Pension Benefit Guaranty Corp. v. R. A. Gray & Co.

PETITIONER: Pension Benefit Guaranty Corp.
RESPONDENT: R. A. Gray & Co.
LOCATION: Eleventh Judicial Circuit of Florida - Dade County

DOCKET NO.: 83-245
DECIDED BY: Burger Court (1981-1986)
LOWER COURT: United States Court of Appeals for the Ninth Circuit

CITATION: 467 US 717 (1984)
ARGUED: Apr 16, 1984
DECIDED: Jun 18, 1984

ADVOCATES:
Baruch A. Fellner - on behalf of the Appellants
Baruch Fellner - for appellants
Thomas M. Triplett - on behalf of the Appellees

Facts of the case

Question

Media for Pension Benefit Guaranty Corp. v. R. A. Gray & Co.

Audio Transcription for Oral Argument - April 16, 1984 in Pension Benefit Guaranty Corp. v. R. A. Gray & Co.

Warren E. Burger:

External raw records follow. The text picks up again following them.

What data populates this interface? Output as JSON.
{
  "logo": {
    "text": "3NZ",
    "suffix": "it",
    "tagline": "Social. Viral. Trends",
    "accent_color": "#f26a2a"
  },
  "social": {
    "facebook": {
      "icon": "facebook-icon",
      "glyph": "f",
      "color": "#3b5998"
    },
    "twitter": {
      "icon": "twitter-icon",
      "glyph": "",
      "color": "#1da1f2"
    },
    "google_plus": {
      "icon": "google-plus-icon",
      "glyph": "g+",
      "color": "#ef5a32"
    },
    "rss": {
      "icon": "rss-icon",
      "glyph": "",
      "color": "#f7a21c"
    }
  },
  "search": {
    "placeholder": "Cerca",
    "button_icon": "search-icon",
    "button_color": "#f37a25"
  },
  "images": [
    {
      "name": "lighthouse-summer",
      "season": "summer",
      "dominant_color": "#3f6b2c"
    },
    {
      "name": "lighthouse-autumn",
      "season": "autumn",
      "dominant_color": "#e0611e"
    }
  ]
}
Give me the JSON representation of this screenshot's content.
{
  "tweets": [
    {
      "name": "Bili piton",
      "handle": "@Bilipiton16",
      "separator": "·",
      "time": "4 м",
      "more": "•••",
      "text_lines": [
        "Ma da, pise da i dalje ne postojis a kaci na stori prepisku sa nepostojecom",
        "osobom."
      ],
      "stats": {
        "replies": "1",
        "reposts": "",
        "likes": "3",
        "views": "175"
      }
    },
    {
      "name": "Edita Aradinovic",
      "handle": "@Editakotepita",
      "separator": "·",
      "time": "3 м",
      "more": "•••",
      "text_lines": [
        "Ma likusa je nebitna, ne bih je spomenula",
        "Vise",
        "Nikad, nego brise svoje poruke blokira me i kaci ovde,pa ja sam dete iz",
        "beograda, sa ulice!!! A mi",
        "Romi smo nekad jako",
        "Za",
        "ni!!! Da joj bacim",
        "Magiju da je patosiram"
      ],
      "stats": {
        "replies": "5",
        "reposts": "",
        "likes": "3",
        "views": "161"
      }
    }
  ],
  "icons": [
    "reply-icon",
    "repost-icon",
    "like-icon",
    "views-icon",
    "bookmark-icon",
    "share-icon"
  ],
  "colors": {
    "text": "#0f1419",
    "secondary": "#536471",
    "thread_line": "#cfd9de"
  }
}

We will hear arguments first this morning in Pension Benefit Guaranty Corporation against Gray and the consolidated case.

Mr. Fellner, you may proceed whenever you are ready.

Baruch A. Fellner:

Mr. Chief Justice, and may it please the Court, this case is on appeal from the Ninth Circuit holding an Act of Congress unconstitutional with respect to its brief retroactive period.

We submit that in making the statute in question retroactive, Congress met the rationality standard under the Turner Elkhorn case, and acted in accord with tax law precedent.

The statute at issue, the Multi-Employer Pension Plan Amendments Act of 1980 was passed after approximately a year and a half of Congressional deliberation in order to improve the financial stability of over 2,000 multi-employer plans covering approximately eight million participants.

Congress perceived that the greatest threat to plan stability was employer withdrawals, particularly in declining industries.

Such withdrawals cause what Congress called a downward spiral.

They reduce the amount of contributions which support retirement benefits, necessitating higher contributions from remaining employers, and thereby cauterizing their withdrawals from these plans, obviously jeopardizing the plan's solvency.

Now, Congress was aware of the fact that as of 1978, 10 percent of all plans covering about 1.3 million participants were experiencing financial difficulties, and therefore, in order to achieve the goal of overall multi-employer plan stability, Congress rationally sought to eliminate what it observed were the incentives encouraging the flight from plans, and to cushion the financial impact of such withdrawals.

The Multi-Employer Act assesses against a withdrawing employer a reasonable share of the costs of funding retirement benefits.

We submit--

William H. Rehnquist:

What do we mean, exactly, Mr. Fellner, by the term "withdrawing employer"?

Baruch A. Fellner:

--A withdrawing employer is an employer who has contributed to a multi-employer plan and chooses to, as defined under the statute, cease his obligations, cease contributing to a multi-employer plan.

William H. Rehnquist:

Well, now, how does that come about contractually?

The next time the collective bargaining agreement is up, the employer just says, I won't agree to make any contributions to the pension fund?

Baruch A. Fellner:

There are a variety of circumstances.

One, the expiration of the collective bargaining agreement.

A withdrawal can also be incurred as a result of simply closing a business or selling a business.

A variety of different and I dare say complex circumstances under which withdrawals do in fact occur under the statute, not necessarily linked to the collective bargaining agreement.

Now, Congress, we submit, rationally concluded that withdrawing employers should pay their fair share of the unfunded liabilities they leave behind rather than shifting those liabilities to remaining employers, to employers who continue to contribute to multi-employer plans.

Withdrawal liability therefore, we submit, was the cornerstone of the legislative recommendations submitted at the request of Congress by the Pension Benefit Guaranty Corporation on February 27, 1979.

From that date forward, every bill, every Committee report incorporated a retroactive date, and that was in order to eliminate the incentive to withdraw during the legislative process.

Indeed, I would submit that it was the very openness and thoroughness of the legislative process which necessitated the retroactive period.

Congress was rational in legislating retroactively where to do otherwise--

John Paul Stevens:

Mr. Fellner, may I ask one question?

It is a little bit like Justice Rehnquist's in a way.

Could you just, when it is convenient for you, kind of explain to me how the magnitude of the withdrawal liability is calculated?

Baruch A. Fellner:

--Withdrawal liability is calculated as follows, Justice Stevens.

It is a proportion of the unfunded vested benefits.

Unfunded vested benefits are defined as the actuarial present value of the retirement benefits that have to be paid over time.